Description of the task ::
Please repeat each line of the data exactly, with nothing left out.

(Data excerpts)

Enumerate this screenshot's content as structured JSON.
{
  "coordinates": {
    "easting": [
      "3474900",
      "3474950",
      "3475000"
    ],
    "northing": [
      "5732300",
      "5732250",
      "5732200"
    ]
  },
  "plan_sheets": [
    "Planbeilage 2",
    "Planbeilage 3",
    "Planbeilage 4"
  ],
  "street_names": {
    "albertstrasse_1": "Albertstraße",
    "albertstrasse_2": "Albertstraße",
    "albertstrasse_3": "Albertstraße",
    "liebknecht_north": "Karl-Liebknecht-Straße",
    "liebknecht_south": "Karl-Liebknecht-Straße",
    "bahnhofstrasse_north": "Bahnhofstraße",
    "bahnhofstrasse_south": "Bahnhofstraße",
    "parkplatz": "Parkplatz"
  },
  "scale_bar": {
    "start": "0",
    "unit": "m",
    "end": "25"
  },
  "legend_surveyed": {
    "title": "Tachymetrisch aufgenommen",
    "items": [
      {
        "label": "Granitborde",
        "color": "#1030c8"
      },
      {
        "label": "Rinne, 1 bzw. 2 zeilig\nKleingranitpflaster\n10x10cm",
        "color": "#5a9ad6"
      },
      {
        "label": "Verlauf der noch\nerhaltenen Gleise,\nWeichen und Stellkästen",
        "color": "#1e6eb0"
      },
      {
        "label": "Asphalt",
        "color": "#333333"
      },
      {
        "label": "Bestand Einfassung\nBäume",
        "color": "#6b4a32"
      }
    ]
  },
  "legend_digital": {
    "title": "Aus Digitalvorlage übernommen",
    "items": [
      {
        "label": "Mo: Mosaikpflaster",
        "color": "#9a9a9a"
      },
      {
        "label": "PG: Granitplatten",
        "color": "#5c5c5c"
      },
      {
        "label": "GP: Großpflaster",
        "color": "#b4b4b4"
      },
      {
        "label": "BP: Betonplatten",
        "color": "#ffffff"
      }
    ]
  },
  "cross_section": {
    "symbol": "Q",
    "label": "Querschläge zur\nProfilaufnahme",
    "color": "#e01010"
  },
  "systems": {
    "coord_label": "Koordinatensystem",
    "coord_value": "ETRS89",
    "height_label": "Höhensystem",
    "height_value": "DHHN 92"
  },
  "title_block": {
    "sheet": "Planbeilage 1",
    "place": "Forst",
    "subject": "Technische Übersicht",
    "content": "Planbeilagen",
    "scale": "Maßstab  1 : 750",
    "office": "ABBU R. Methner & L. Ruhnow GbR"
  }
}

Response area ::
Enumerate this screenshot's content as structured JSON.
{
  "coordinates": {
    "easting": [
      "3474900",
      "3474950",
      "3475000"
    ],
    "northing": [
      "5732300",
      "5732250",
      "5732200"
    ]
  },
  "plan_sheets": [
    "Planbeilage 2",
    "Planbeilage 3",
    "Planbeilage 4"
  ],
  "street_names": {
    "albertstrasse_1": "Albertstraße",
    "albertstrasse_2": "Albertstraße",
    "albertstrasse_3": "Albertstraße",
    "liebknecht_north": "Karl-Liebknecht-Straße",
    "liebknecht_south": "Karl-Liebknecht-Straße",
    "bahnhofstrasse_north": "Bahnhofstraße",
    "bahnhofstrasse_south": "Bahnhofstraße",
    "parkplatz": "Parkplatz"
  },
  "scale_bar": {
    "start": "0",
    "unit": "m",
    "end": "25"
  },
  "legend_surveyed": {
    "title": "Tachymetrisch aufgenommen",
    "items": [
      {
        "label": "Granitborde",
        "color": "#1030c8"
      },
      {
        "label": "Rinne, 1 bzw. 2 zeilig\nKleingranitpflaster\n10x10cm",
        "color": "#5a9ad6"
      },
      {
        "label": "Verlauf der noch\nerhaltenen Gleise,\nWeichen und Stellkästen",
        "color": "#1e6eb0"
      },
      {
        "label": "Asphalt",
        "color": "#333333"
      },
      {
        "label": "Bestand Einfassung\nBäume",
        "color": "#6b4a32"
      }
    ]
  },
  "legend_digital": {
    "title": "Aus Digitalvorlage übernommen",
    "items": [
      {
        "label": "Mo: Mosaikpflaster",
        "color": "#9a9a9a"
      },
      {
        "label": "PG: Granitplatten",
        "color": "#5c5c5c"
      },
      {
        "label": "GP: Großpflaster",
        "color": "#b4b4b4"
      },
      {
        "label": "BP: Betonplatten",
        "color": "#ffffff"
      }
    ]
  },
  "cross_section": {
    "symbol": "Q",
    "label": "Querschläge zur\nProfilaufnahme",
    "color": "#e01010"
  },
  "systems": {
    "coord_label": "Koordinatensystem",
    "coord_value": "ETRS89",
    "height_label": "Höhensystem",
    "height_value": "DHHN 92"
  },
  "title_block": {
    "sheet": "Planbeilage 1",
    "place": "Forst",
    "subject": "Technische Übersicht",
    "content": "Planbeilagen",
    "scale": "Maßstab  1 : 750",
    "office": "ABBU R. Methner & L. Ruhnow GbR"
  }
}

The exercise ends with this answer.